Learn more about family mobility in Canada:

Published on March 9, 2018


Modern Family Finances: Income in Canada (January 2018)

Much like families themselves, family finances in Canada is a topic characterized by diversity, complexity and perpetual evolution. Family income is no exception. 2016 Census data shows that households across Canada receive income from a variety of sources, and these economic arrangements change over time as families adapt and react to social, economic, cultural and environmental forces.

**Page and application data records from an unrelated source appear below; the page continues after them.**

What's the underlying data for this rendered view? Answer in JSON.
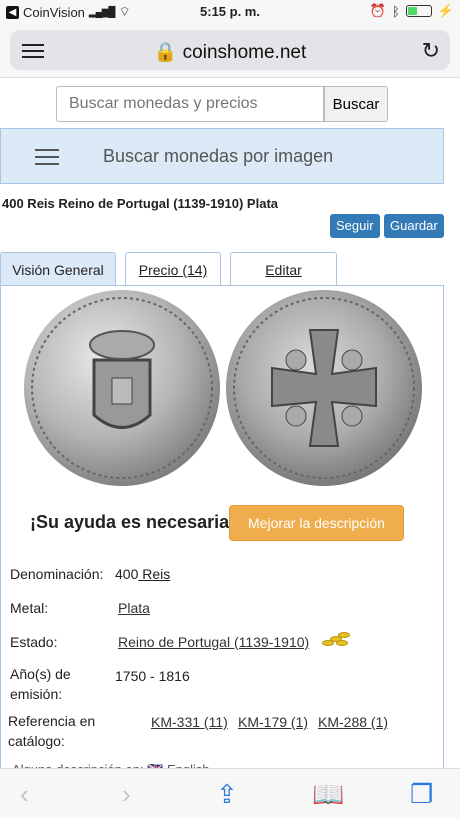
{
  "status_bar": {
    "back_label": "CoinVision",
    "time": "5:15 p. m."
  },
  "url_bar": {
    "url": "coinshome.net"
  },
  "search": {
    "placeholder": "Buscar monedas y precios",
    "button_label": "Buscar"
  },
  "image_search": {
    "label": "Buscar monedas por imagen"
  },
  "coin": {
    "title": "400 Reis Reino de Portugal (1139-1910) Plata",
    "follow_label": "Seguir",
    "save_label": "Guardar"
  },
  "tabs": [
    {
      "label": "Visión General"
    },
    {
      "label": "Precio (14)"
    },
    {
      "label": "Editar"
    }
  ],
  "help": {
    "text": "¡Su ayuda es necesaria!",
    "button_label": "Mejorar la descripción"
  },
  "details": {
    "denomination_label": "Denominación:",
    "denomination_value": "400",
    "denomination_unit": " Reis",
    "metal_label": "Metal:",
    "metal_value": "Plata",
    "state_label": "Estado:",
    "state_value": "Reino de Portugal (1139-1910)",
    "years_label_1": "Año(s) de",
    "years_label_2": "emisión:",
    "years_value": "1750 - 1816",
    "ref_label_1": "Referencia en",
    "ref_label_2": "catálogo:",
    "refs": [
      "KM-331 (11)",
      "KM-179 (1)",
      "KM-288 (1)"
    ]
  },
  "language_row": {
    "text": "Alguna descripción en:",
    "language": "English"
  }
}
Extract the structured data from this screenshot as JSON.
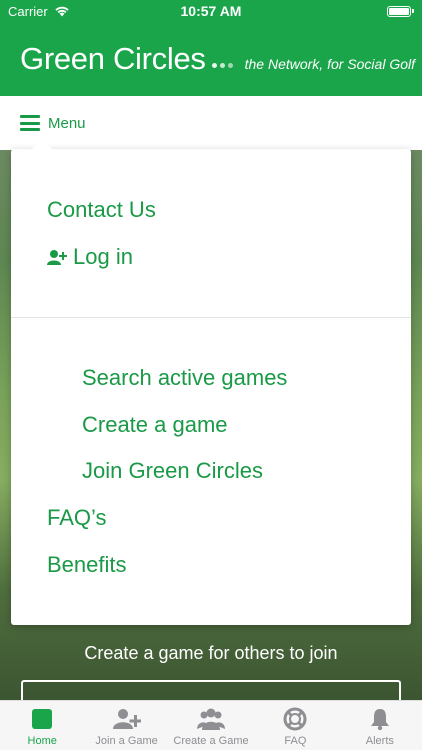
{
  "status_bar": {
    "carrier": "Carrier",
    "time": "10:57 AM"
  },
  "header": {
    "brand": "Green Circles",
    "tagline": "the Network, for Social Golf"
  },
  "menu_bar": {
    "label": "Menu"
  },
  "dropdown": {
    "items": [
      {
        "label": "Contact Us",
        "icon": "add-user-icon"
      },
      {
        "label": "Log in",
        "icon": "add-user-icon"
      },
      {
        "label": "Search active games"
      },
      {
        "label": "Create a game"
      },
      {
        "label": "Join Green Circles"
      },
      {
        "label": "FAQ’s"
      },
      {
        "label": "Benefits"
      }
    ]
  },
  "background": {
    "text": "Create a game for others to join"
  },
  "tabs": [
    {
      "label": "Home",
      "icon": "home-square-icon",
      "active": true
    },
    {
      "label": "Join a Game",
      "icon": "add-user-icon"
    },
    {
      "label": "Create a Game",
      "icon": "group-icon"
    },
    {
      "label": "FAQ",
      "icon": "lifebuoy-icon"
    },
    {
      "label": "Alerts",
      "icon": "bell-icon"
    }
  ],
  "colors": {
    "brand_green": "#1aa54b",
    "link_green": "#1a9a46",
    "tab_inactive": "#8e8e93"
  }
}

The complex and multi-faceted nature of family finances can make it a difficult topic to fully comprehend. No measure of family finances exists in isolation, and all are interconnected: if a family’s income is too low, then it may be impossible for them to build savings; if expenses are too high, debt may be just around the corner; if debt is too high, it can reduce family wealth – and so on. However, much can be learned about the whole of finances by examining the topic through a family lens.

Every family household has its own unique constellation of income sources that they manage to fulfill their obligations at home and in their communities. These arrangements typically aren’t static – they evolve throughout the life cycle as family circumstances change, along with the resources available to them.

To explore this topic in further detail, the Vanier Institute has published Modern Family Finances: Income in Canada (January 2018).

Highlights include:

  • In 2015, the total median household income in Canada was approximately $70,300 before taxes ($61,300 after taxes), and $34,200 before taxes (just under $30,900 after taxes) for individuals.
  • Household income included revenue from a variety of sources, including employment income (approximately 71% of Canadians received employment income), investments (30%), CPP/QPP benefits (23%), OAS/GIS benefits (18%), the Canada Child Tax Benefit (11%), Employment Insurance benefits (9%), social assistance (5%) and more.
  • Incomes are lower than the national average and low-income rates are higher for women; First Nations, Inuk (Inuit) and Métis people; immigrants (particularly for recent immigrants and non-permanent residents); visible minorities; and persons living with disabilities.
  • In 2015, nearly one-third (32%) of married or common-law couples in Canada received “fairly equal” incomes, although, on average, women earned an estimated $0.87 for every dollar earned by men.
  • Debt is consuming a smaller share of household income than in previous decades, with the share of income devoted to servicing the interest on household debt falling from 10.8% in 1991 to 6.4% in 2015.
  • One in five (19.8%) seniors in Canada (1.1M) reported that they worked at some point in 2015 – nearly twice the rate recorded in 1995 (10.1%).
  • Many Canadians of all ages plan to keep working to ensure sufficient income as seniors, with more than one-third (36%) reporting in 2014 that ongoing employment earnings are a part of their financial retirement plan.

Income in Canada is a part of the Vanier Institute’s Modern Family Finances series, which addresses particular topics such as income and expenditures; savings and debt; and wealth and net worth. Subsequent editions in this series will focus on unique experiences such as family finances among military and Veteran families, families on the move, and families living with disability.

This bilingual resource will be updated periodically as new data emerges. Sign up for our monthly e-newsletter to find out about updates, as well as other news about publications, projects and initiatives from the Vanier Institute.

Download Modern Family Finances: Income in Canada from the Vanier Institute of the Family.

Learn more about family finances in Canada:


Published on January 30, 2018